Nevertheless, the whole thing took me right back to the exciting heyday of risky-seeming underground parody shows. I don’t know how they’re getting away with it, and with so little clothing, but more please.
Considering the original question posed at the top of this piece, one could ask similar of an uptight opera fan: What if Mimi from “La Bohéme” suddenly broke out into a Gwen Stefani medley from the inside of an elephant?
A whole different type of can-cans are on display in “Moulin Rouge! The Musical“ (through November 6 at Orpheum Theatre). This is the long-awaited touring version of the Broadway musical juggernaut based on director Baz Luhrman’s genre-bending 2001 movie (he’s a writer here), which itself updated Puccini’s opera “La Bohéme” with contemporary pop songs and whiz-bang filmmaking. The energy in this version glows on stage as much as the mind-bogglingly beautiful sets, with off-the charts production values and an enthusiastic cast mashing up hits from the past five decades with rouge-cheeked aplomb.
It’s easy to get caught up in the show, which barrels along like a glittering locomotive, even though, on breathless reflection, there aren’t too many dramatic diamonds to be found in the coal hopper. This kind of wowza production usually sacrifices subtlety, but the story itself can’t even keep up with the steam-powered delivery, and we’re given the broadest outline of a timelessly tragic tale peopled by cliches, even if they’re fabulously performed and lit cliches.
That’s frustrating, because I saw Luhrman’s version of the actual “La Bohéme” in 2002 at the Curran (was it really that long ago? All this showy postmodernism remains disorienting) which also boasted a bonkers production. And although it felt a little once-removed from the original, it did manage to be complex and ultimately moving. Here, we graze all the landmarks—artist-infested Parisian Left Bank; glitzy, rundown performance palace; poor but talented young man competing against entitled Duke for the affections of a doomed star—but things move too fast to really sink in.
Undeniable talents Courtney Reed as glimmering stage veteran Satine and Conor Ryan as her scruffy musical artist paramour Christian hit all their tricky marks and hold our distraction-baited attention. Her version of Katy Perry’s “Firework” will knock your socks off, and he draws as much pathos as he can from a wildly melodramatic role. But their very different acting styles don’t romantically mesh enough to match the chemistry of the musical mash-ups. You may be too busy singing along to Sia or Rihanna or Elton John to mind, however.

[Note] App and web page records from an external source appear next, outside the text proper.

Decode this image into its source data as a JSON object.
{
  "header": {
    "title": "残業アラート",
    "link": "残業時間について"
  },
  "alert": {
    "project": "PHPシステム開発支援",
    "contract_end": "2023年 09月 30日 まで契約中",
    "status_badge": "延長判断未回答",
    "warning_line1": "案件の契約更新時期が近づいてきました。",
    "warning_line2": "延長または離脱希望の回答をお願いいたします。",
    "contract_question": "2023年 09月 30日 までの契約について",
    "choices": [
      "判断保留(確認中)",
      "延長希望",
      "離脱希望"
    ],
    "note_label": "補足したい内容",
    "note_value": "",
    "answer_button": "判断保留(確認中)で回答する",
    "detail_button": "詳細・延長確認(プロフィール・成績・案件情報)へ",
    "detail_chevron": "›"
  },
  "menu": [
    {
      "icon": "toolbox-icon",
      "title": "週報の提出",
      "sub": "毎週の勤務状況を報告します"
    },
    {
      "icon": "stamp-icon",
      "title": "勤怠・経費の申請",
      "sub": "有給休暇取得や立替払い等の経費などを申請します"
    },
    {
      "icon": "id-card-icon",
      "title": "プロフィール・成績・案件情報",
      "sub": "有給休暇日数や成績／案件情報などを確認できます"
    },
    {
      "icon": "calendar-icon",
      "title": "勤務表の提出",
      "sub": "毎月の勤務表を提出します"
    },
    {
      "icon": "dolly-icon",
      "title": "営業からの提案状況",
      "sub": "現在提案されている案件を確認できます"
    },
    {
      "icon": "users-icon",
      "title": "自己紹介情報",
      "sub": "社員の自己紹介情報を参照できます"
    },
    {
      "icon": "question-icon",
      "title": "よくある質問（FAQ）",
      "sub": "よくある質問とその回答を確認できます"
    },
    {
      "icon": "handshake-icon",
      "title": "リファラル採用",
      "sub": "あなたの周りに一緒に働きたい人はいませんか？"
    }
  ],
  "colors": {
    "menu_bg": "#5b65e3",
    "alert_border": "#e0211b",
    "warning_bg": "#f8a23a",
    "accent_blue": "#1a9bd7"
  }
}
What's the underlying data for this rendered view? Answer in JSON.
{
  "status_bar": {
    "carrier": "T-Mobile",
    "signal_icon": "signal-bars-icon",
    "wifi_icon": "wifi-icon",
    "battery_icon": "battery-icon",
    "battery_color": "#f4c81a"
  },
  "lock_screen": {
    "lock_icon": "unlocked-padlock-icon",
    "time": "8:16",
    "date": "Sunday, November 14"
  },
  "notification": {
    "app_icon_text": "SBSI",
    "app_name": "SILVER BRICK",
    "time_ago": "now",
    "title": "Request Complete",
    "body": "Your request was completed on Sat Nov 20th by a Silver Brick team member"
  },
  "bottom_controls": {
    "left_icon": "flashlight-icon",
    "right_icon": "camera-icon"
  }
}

Despite that, and the dated nature of musical mash-ups themselves, which seemed much more revelatory in 2001, this is an exhilarating show that gets the blood-pumping and the feet stomping.
THE EMPIRE STRIPS BACK runs through October 2 at Great Star Theatre, SF. More info here.
MOULIN ROUGE! THE MUSICAL runs through November 6 at Orpheum Theatre, SF. More info here.